  • What surface finishes are available on stainless steels?

    There are many different types of surface finish on stainless steel. Some of these originate from the mill but many are applied later during processing, for example polished, brushed, blasted, etched and coloured finishes.

    The importance of surface finish in determining the corrosion resistance of the stainless steel surface cannot be overemphasised. A rough surface finish can effectively lower the corrosion resistance to that of a lower grade of stainless steel.

  • Can I use stainless steel at high temperatures?

    Various types of stainless steel are used across the whole temperature range from ambient to 1100 deg C. The choice of grade depends on several factors:

    1. Maximum temperature of operation
    2. Time at temperature, cyclic nature of process
    3. Type of atmosphere, oxidising , reducing, sulphidising, carburising.
    4. Strength requirement

    In the European standards, a distinction is made between stainless steels and heat-resisting steels. However, this distinction is often blurred and it is useful to consider them as one range of steels.

    Increasing amounts of Chromium and silicon impart greater oxidation resistance. Increasing amounts of Nickel impart greater carburisation resistance.

  • Can I use stainless steel at low temperatures?

    Austenitic stainless steels are extensively used for service down to as low as liquid helium temperature (-269 deg C). This is largely due to the lack of a clearly defined transition from ductile to brittle fracture in impact toughness testing.

    Toughness is measured by impacting a small sample with a swinging hammer. The distance which the hammer swings after impact is a measure of the toughness. The shorter the distance, the tougher the steel as the energy of the hammer is absorbed by the sample. Toughness is measured in Joules (J). Minimum values of toughness are specified for different applications. A value of 40 J is regarded as reasonable for most service conditions.

    Steels with ferritic or martensitic structures show a sudden change from ductile (safe) to brittle (unsafe) fracture over a small temperature difference. Even the best of these steels show this behaviour at temperatures higher than -100 deg C and in many cases only just below zero.

    In contrast austenitic steels only show a gradual fall in the impact toughness value and are still well above 100 J at -196 deg C.

    Another factor in affecting the choice of steel at low temperature is the ability to resist transformation from austenite to martensite. 

  • Is stainless steel non-magnetic?

    It is commonly stated that “stainless steel is non-magnetic”. This is not strictly true and the real situation is rather more complicated. The degree of magnetic response or magnetic permeability is derived from the microstructure of the steel. A totally non-magnetic material has a relative magnetic permeability of 1. Austenitic structures are totally non-magnetic and so a 100% austenitic stainless steel would have a permeability of 1. In practice this is not achieved. There is always a small amount of ferrite and/or martensite in the steel and so permeability values are always above 1. Typical values for standard austenitic stainless steels can be in the order of 1.05 – 1.1. 

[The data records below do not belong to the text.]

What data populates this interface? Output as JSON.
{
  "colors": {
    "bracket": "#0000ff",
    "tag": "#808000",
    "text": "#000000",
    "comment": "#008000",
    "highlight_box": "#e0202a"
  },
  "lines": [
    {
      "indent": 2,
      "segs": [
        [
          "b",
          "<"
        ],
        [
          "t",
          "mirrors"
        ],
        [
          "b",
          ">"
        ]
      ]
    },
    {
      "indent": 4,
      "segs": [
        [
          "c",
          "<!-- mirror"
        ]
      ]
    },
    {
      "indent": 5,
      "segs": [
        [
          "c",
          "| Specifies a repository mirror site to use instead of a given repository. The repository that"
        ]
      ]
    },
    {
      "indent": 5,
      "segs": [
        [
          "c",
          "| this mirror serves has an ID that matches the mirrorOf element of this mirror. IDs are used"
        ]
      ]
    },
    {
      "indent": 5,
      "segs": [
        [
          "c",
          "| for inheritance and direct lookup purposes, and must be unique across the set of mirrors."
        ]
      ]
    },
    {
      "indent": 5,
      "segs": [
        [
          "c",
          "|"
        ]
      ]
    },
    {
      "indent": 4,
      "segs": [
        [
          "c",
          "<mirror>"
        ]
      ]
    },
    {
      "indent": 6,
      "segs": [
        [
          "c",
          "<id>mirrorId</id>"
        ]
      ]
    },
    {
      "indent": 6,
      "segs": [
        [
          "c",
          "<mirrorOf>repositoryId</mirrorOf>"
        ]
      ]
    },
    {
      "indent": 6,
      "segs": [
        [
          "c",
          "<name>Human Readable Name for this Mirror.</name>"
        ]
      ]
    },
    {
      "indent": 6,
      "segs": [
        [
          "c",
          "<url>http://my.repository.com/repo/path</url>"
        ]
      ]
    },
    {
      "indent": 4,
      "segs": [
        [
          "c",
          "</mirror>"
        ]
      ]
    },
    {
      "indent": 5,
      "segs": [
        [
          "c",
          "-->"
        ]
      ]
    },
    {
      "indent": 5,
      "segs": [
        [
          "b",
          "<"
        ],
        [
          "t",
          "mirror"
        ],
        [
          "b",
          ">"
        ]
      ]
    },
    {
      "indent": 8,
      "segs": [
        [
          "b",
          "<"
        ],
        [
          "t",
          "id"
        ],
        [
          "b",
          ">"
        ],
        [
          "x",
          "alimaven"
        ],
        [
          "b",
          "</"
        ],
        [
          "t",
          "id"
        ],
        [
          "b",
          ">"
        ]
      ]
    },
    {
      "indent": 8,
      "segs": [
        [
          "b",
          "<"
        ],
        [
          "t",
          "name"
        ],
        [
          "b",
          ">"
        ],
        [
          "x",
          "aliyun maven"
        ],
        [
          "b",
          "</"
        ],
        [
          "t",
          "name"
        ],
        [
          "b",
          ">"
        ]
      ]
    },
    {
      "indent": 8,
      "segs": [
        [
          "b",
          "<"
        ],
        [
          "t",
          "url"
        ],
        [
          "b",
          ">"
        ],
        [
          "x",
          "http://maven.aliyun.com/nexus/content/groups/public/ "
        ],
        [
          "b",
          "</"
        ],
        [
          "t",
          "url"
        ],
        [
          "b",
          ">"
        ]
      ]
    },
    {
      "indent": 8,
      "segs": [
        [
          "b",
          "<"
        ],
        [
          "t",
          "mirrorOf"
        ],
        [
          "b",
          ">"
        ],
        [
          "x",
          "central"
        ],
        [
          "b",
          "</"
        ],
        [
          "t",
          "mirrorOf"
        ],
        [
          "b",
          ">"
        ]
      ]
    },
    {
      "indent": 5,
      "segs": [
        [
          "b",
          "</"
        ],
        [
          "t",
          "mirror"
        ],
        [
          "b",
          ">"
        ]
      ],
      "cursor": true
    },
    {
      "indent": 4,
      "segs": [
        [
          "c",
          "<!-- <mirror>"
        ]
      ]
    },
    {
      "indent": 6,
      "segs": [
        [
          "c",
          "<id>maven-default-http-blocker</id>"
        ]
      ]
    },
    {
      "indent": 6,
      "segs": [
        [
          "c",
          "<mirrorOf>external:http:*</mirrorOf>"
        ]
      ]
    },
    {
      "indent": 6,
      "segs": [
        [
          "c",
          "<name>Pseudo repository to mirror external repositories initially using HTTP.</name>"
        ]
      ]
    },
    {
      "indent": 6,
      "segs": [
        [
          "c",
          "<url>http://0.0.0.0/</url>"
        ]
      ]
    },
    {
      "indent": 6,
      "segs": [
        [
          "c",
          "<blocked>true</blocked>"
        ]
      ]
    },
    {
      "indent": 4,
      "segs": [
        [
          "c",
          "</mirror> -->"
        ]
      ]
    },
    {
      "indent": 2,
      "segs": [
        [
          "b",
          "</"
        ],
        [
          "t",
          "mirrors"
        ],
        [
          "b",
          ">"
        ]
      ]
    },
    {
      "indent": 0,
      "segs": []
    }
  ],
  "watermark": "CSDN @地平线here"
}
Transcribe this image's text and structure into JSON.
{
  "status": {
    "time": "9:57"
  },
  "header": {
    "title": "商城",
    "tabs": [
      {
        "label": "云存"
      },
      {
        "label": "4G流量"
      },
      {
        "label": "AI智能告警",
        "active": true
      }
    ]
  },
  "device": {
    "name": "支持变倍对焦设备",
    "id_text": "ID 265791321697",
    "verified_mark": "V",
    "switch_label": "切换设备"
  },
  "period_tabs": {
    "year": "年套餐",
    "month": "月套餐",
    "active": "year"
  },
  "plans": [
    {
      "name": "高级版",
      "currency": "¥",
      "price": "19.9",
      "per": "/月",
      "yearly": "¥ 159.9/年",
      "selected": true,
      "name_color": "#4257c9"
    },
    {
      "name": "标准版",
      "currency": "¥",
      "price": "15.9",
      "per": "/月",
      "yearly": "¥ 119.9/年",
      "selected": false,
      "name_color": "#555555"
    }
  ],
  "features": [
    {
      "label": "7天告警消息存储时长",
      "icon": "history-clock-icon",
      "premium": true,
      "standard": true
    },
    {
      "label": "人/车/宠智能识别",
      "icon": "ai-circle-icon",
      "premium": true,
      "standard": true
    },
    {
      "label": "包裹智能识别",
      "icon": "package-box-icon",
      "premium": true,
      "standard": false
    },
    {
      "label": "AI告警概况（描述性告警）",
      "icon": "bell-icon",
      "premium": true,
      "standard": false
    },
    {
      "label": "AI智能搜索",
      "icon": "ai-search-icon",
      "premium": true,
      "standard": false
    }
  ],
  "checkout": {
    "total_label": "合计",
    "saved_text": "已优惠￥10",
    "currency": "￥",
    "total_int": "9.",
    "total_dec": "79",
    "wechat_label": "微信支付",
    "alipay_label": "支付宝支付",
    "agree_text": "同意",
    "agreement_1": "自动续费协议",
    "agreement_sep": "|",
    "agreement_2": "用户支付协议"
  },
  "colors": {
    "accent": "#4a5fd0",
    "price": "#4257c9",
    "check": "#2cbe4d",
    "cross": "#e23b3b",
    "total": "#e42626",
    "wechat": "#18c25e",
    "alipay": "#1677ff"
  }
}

    It is possible for the magnetic permeability of austenitic steels to be changed during processing. For example, cold work and welding are liable to increase the amount of martensite and ferrite respectively in the steel. A familiar example is in a stainless steel sink where the flat drainer has little magnetic response whereas the pressed bowl has a higher response due to the formation of martensite particularly in the corners.

    In practical terms, austenitic stainless steels are used for “non-magnetic” applications, for example magnetic resonance imaging (MRI). In these cases, it is often necessary to agree a maximum magnetic permeability between customer and supplier. It can be as low as 1.004.

    Martensitic, ferritic, duplex and precipitation hardening steels are magnetic.

Tel: +0086-574-89017168-8007
Room2503,Tower A, Trade Centre of Ningbo,Tiantong South Road No.588,Yinzhou District,Ningbo
COPYRIGHT © Ningbo Yinzhou FUCHUN Precision casting CO.,LTD